[How to complete this task]
The entries are to be reproduced verbatim, and their pictures left out.

[Recorded information]
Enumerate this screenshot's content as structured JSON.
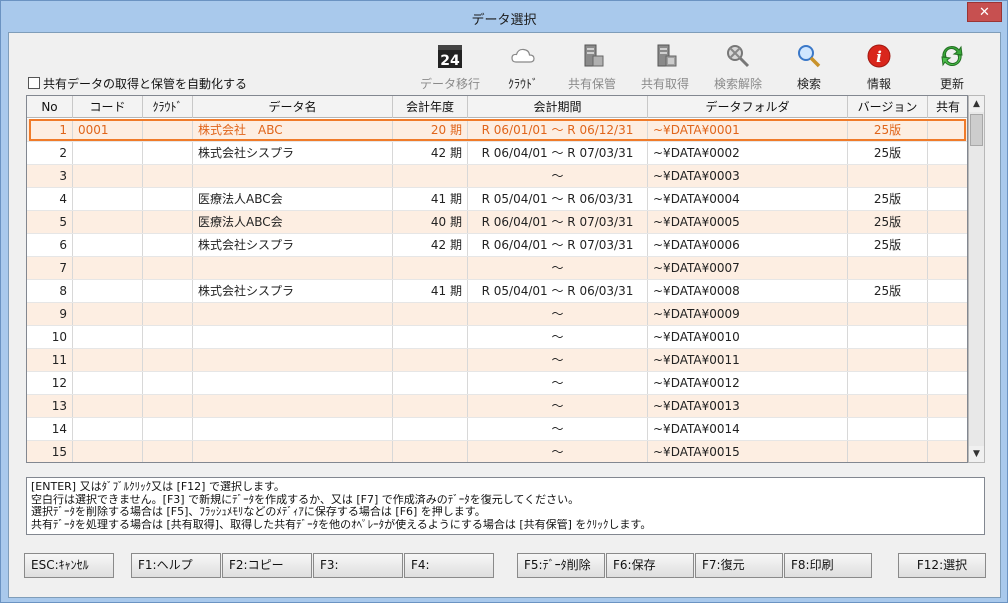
{
  "window": {
    "title": "データ選択",
    "close_glyph": "✕"
  },
  "auto_checkbox": {
    "label": "共有データの取得と保管を自動化する",
    "checked": false
  },
  "toolbar": [
    {
      "key": "migrate",
      "label": "データ移行",
      "icon": "calendar-24-icon",
      "badge": "24",
      "disabled": true
    },
    {
      "key": "cloud",
      "label": "ｸﾗｳﾄﾞ",
      "icon": "cloud-icon",
      "disabled": false
    },
    {
      "key": "share_save",
      "label": "共有保管",
      "icon": "server-save-icon",
      "disabled": true
    },
    {
      "key": "share_get",
      "label": "共有取得",
      "icon": "server-get-icon",
      "disabled": true
    },
    {
      "key": "search_clear",
      "label": "検索解除",
      "icon": "search-clear-icon",
      "disabled": true
    },
    {
      "key": "search",
      "label": "検索",
      "icon": "search-icon",
      "disabled": false
    },
    {
      "key": "info",
      "label": "情報",
      "icon": "info-icon",
      "disabled": false
    },
    {
      "key": "refresh",
      "label": "更新",
      "icon": "refresh-icon",
      "disabled": false
    }
  ],
  "table": {
    "columns": [
      "No",
      "コード",
      "ｸﾗｳﾄﾞ",
      "データ名",
      "会計年度",
      "会計期間",
      "データフォルダ",
      "バージョン",
      "共有"
    ],
    "rows": [
      {
        "no": "1",
        "code": "0001",
        "cloud": "",
        "name": "株式会社　ABC",
        "year": "20 期",
        "period": "R 06/01/01 ～ R 06/12/31",
        "folder": "~¥DATA¥0001",
        "version": "25版",
        "share": ""
      },
      {
        "no": "2",
        "code": "",
        "cloud": "",
        "name": "株式会社シスプラ",
        "year": "42 期",
        "period": "R 06/04/01 ～ R 07/03/31",
        "folder": "~¥DATA¥0002",
        "version": "25版",
        "share": ""
      },
      {
        "no": "3",
        "code": "",
        "cloud": "",
        "name": "",
        "year": "",
        "period": "～",
        "folder": "~¥DATA¥0003",
        "version": "",
        "share": ""
      },
      {
        "no": "4",
        "code": "",
        "cloud": "",
        "name": "医療法人ABC会",
        "year": "41 期",
        "period": "R 05/04/01 ～ R 06/03/31",
        "folder": "~¥DATA¥0004",
        "version": "25版",
        "share": ""
      },
      {
        "no": "5",
        "code": "",
        "cloud": "",
        "name": "医療法人ABC会",
        "year": "40 期",
        "period": "R 06/04/01 ～ R 07/03/31",
        "folder": "~¥DATA¥0005",
        "version": "25版",
        "share": ""
      },
      {
        "no": "6",
        "code": "",
        "cloud": "",
        "name": "株式会社シスプラ",
        "year": "42 期",
        "period": "R 06/04/01 ～ R 07/03/31",
        "folder": "~¥DATA¥0006",
        "version": "25版",
        "share": ""
      },
      {
        "no": "7",
        "code": "",
        "cloud": "",
        "name": "",
        "year": "",
        "period": "～",
        "folder": "~¥DATA¥0007",
        "version": "",
        "share": ""
      },
      {
        "no": "8",
        "code": "",
        "cloud": "",
        "name": "株式会社シスプラ",
        "year": "41 期",
        "period": "R 05/04/01 ～ R 06/03/31",
        "folder": "~¥DATA¥0008",
        "version": "25版",
        "share": ""
      },
      {
        "no": "9",
        "code": "",
        "cloud": "",
        "name": "",
        "year": "",
        "period": "～",
        "folder": "~¥DATA¥0009",
        "version": "",
        "share": ""
      },
      {
        "no": "10",
        "code": "",
        "cloud": "",
        "name": "",
        "year": "",
        "period": "～",
        "folder": "~¥DATA¥0010",
        "version": "",
        "share": ""
      },
      {
        "no": "11",
        "code": "",
        "cloud": "",
        "name": "",
        "year": "",
        "period": "～",
        "folder": "~¥DATA¥0011",
        "version": "",
        "share": ""
      },
      {
        "no": "12",
        "code": "",
        "cloud": "",
        "name": "",
        "year": "",
        "period": "～",
        "folder": "~¥DATA¥0012",
        "version": "",
        "share": ""
      },
      {
        "no": "13",
        "code": "",
        "cloud": "",
        "name": "",
        "year": "",
        "period": "～",
        "folder": "~¥DATA¥0013",
        "version": "",
        "share": ""
      },
      {
        "no": "14",
        "code": "",
        "cloud": "",
        "name": "",
        "year": "",
        "period": "～",
        "folder": "~¥DATA¥0014",
        "version": "",
        "share": ""
      },
      {
        "no": "15",
        "code": "",
        "cloud": "",
        "name": "",
        "year": "",
        "period": "～",
        "folder": "~¥DATA¥0015",
        "version": "",
        "share": ""
      }
    ],
    "selected_row": 0
  },
  "messages": [
    "[ENTER] 又はﾀﾞﾌﾞﾙｸﾘｯｸ又は [F12] で選択します。",
    "空白行は選択できません。[F3] で新規にﾃﾞｰﾀを作成するか、又は [F7] で作成済みのﾃﾞｰﾀを復元してください。",
    "選択ﾃﾞｰﾀを削除する場合は [F5]、ﾌﾗｯｼｭﾒﾓﾘなどのﾒﾃﾞｨｱに保存する場合は [F6] を押します。",
    "共有ﾃﾞｰﾀを処理する場合は [共有取得]、取得した共有ﾃﾞｰﾀを他のｵﾍﾟﾚｰﾀが使えるようにする場合は [共有保管] をｸﾘｯｸします。"
  ],
  "function_keys": [
    {
      "key": "esc",
      "label": "ESC:ｷｬﾝｾﾙ"
    },
    {
      "key": "f1",
      "label": "F1:ヘルプ"
    },
    {
      "key": "f2",
      "label": "F2:コピー"
    },
    {
      "key": "f3",
      "label": "F3:"
    },
    {
      "key": "f4",
      "label": "F4:"
    },
    {
      "key": "f5",
      "label": "F5:ﾃﾞｰﾀ削除"
    },
    {
      "key": "f6",
      "label": "F6:保存"
    },
    {
      "key": "f7",
      "label": "F7:復元"
    },
    {
      "key": "f8",
      "label": "F8:印刷"
    },
    {
      "key": "f12",
      "label": "F12:選択"
    }
  ],
  "colors": {
    "accent": "#f07b2a",
    "alt_row": "#fdeee2",
    "selected_text": "#e0651b",
    "close": "#c75050"
  }
}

[Answer box]
Enumerate this screenshot's content as structured JSON.
{
  "window": {
    "title": "データ選択",
    "close_glyph": "✕"
  },
  "auto_checkbox": {
    "label": "共有データの取得と保管を自動化する",
    "checked": false
  },
  "toolbar": [
    {
      "key": "migrate",
      "label": "データ移行",
      "icon": "calendar-24-icon",
      "badge": "24",
      "disabled": true
    },
    {
      "key": "cloud",
      "label": "ｸﾗｳﾄﾞ",
      "icon": "cloud-icon",
      "disabled": false
    },
    {
      "key": "share_save",
      "label": "共有保管",
      "icon": "server-save-icon",
      "disabled": true
    },
    {
      "key": "share_get",
      "label": "共有取得",
      "icon": "server-get-icon",
      "disabled": true
    },
    {
      "key": "search_clear",
      "label": "検索解除",
      "icon": "search-clear-icon",
      "disabled": true
    },
    {
      "key": "search",
      "label": "検索",
      "icon": "search-icon",
      "disabled": false
    },
    {
      "key": "info",
      "label": "情報",
      "icon": "info-icon",
      "disabled": false
    },
    {
      "key": "refresh",
      "label": "更新",
      "icon": "refresh-icon",
      "disabled": false
    }
  ],
  "table": {
    "columns": [
      "No",
      "コード",
      "ｸﾗｳﾄﾞ",
      "データ名",
      "会計年度",
      "会計期間",
      "データフォルダ",
      "バージョン",
      "共有"
    ],
    "rows": [
      {
        "no": "1",
        "code": "0001",
        "cloud": "",
        "name": "株式会社　ABC",
        "year": "20 期",
        "period": "R 06/01/01 ～ R 06/12/31",
        "folder": "~¥DATA¥0001",
        "version": "25版",
        "share": ""
      },
      {
        "no": "2",
        "code": "",
        "cloud": "",
        "name": "株式会社シスプラ",
        "year": "42 期",
        "period": "R 06/04/01 ～ R 07/03/31",
        "folder": "~¥DATA¥0002",
        "version": "25版",
        "share": ""
      },
      {
        "no": "3",
        "code": "",
        "cloud": "",
        "name": "",
        "year": "",
        "period": "～",
        "folder": "~¥DATA¥0003",
        "version": "",
        "share": ""
      },
      {
        "no": "4",
        "code": "",
        "cloud": "",
        "name": "医療法人ABC会",
        "year": "41 期",
        "period": "R 05/04/01 ～ R 06/03/31",
        "folder": "~¥DATA¥0004",
        "version": "25版",
        "share": ""
      },
      {
        "no": "5",
        "code": "",
        "cloud": "",
        "name": "医療法人ABC会",
        "year": "40 期",
        "period": "R 06/04/01 ～ R 07/03/31",
        "folder": "~¥DATA¥0005",
        "version": "25版",
        "share": ""
      },
      {
        "no": "6",
        "code": "",
        "cloud": "",
        "name": "株式会社シスプラ",
        "year": "42 期",
        "period": "R 06/04/01 ～ R 07/03/31",
        "folder": "~¥DATA¥0006",
        "version": "25版",
        "share": ""
      },
      {
        "no": "7",
        "code": "",
        "cloud": "",
        "name": "",
        "year": "",
        "period": "～",
        "folder": "~¥DATA¥0007",
        "version": "",
        "share": ""
      },
      {
        "no": "8",
        "code": "",
        "cloud": "",
        "name": "株式会社シスプラ",
        "year": "41 期",
        "period": "R 05/04/01 ～ R 06/03/31",
        "folder": "~¥DATA¥0008",
        "version": "25版",
        "share": ""
      },
      {
        "no": "9",
        "code": "",
        "cloud": "",
        "name": "",
        "year": "",
        "period": "～",
        "folder": "~¥DATA¥0009",
        "version": "",
        "share": ""
      },
      {
        "no": "10",
        "code": "",
        "cloud": "",
        "name": "",
        "year": "",
        "period": "～",
        "folder": "~¥DATA¥0010",
        "version": "",
        "share": ""
      },
      {
        "no": "11",
        "code": "",
        "cloud": "",
        "name": "",
        "year": "",
        "period": "～",
        "folder": "~¥DATA¥0011",
        "version": "",
        "share": ""
      },
      {
        "no": "12",
        "code": "",
        "cloud": "",
        "name": "",
        "year": "",
        "period": "～",
        "folder": "~¥DATA¥0012",
        "version": "",
        "share": ""
      },
      {
        "no": "13",
        "code": "",
        "cloud": "",
        "name": "",
        "year": "",
        "period": "～",
        "folder": "~¥DATA¥0013",
        "version": "",
        "share": ""
      },
      {
        "no": "14",
        "code": "",
        "cloud": "",
        "name": "",
        "year": "",
        "period": "～",
        "folder": "~¥DATA¥0014",
        "version": "",
        "share": ""
      },
      {
        "no": "15",
        "code": "",
        "cloud": "",
        "name": "",
        "year": "",
        "period": "～",
        "folder": "~¥DATA¥0015",
        "version": "",
        "share": ""
      }
    ],
    "selected_row": 0
  },
  "messages": [
    "[ENTER] 又はﾀﾞﾌﾞﾙｸﾘｯｸ又は [F12] で選択します。",
    "空白行は選択できません。[F3] で新規にﾃﾞｰﾀを作成するか、又は [F7] で作成済みのﾃﾞｰﾀを復元してください。",
    "選択ﾃﾞｰﾀを削除する場合は [F5]、ﾌﾗｯｼｭﾒﾓﾘなどのﾒﾃﾞｨｱに保存する場合は [F6] を押します。",
    "共有ﾃﾞｰﾀを処理する場合は [共有取得]、取得した共有ﾃﾞｰﾀを他のｵﾍﾟﾚｰﾀが使えるようにする場合は [共有保管] をｸﾘｯｸします。"
  ],
  "function_keys": [
    {
      "key": "esc",
      "label": "ESC:ｷｬﾝｾﾙ"
    },
    {
      "key": "f1",
      "label": "F1:ヘルプ"
    },
    {
      "key": "f2",
      "label": "F2:コピー"
    },
    {
      "key": "f3",
      "label": "F3:"
    },
    {
      "key": "f4",
      "label": "F4:"
    },
    {
      "key": "f5",
      "label": "F5:ﾃﾞｰﾀ削除"
    },
    {
      "key": "f6",
      "label": "F6:保存"
    },
    {
      "key": "f7",
      "label": "F7:復元"
    },
    {
      "key": "f8",
      "label": "F8:印刷"
    },
    {
      "key": "f12",
      "label": "F12:選択"
    }
  ],
  "colors": {
    "accent": "#f07b2a",
    "alt_row": "#fdeee2",
    "selected_text": "#e0651b",
    "close": "#c75050"
  }
}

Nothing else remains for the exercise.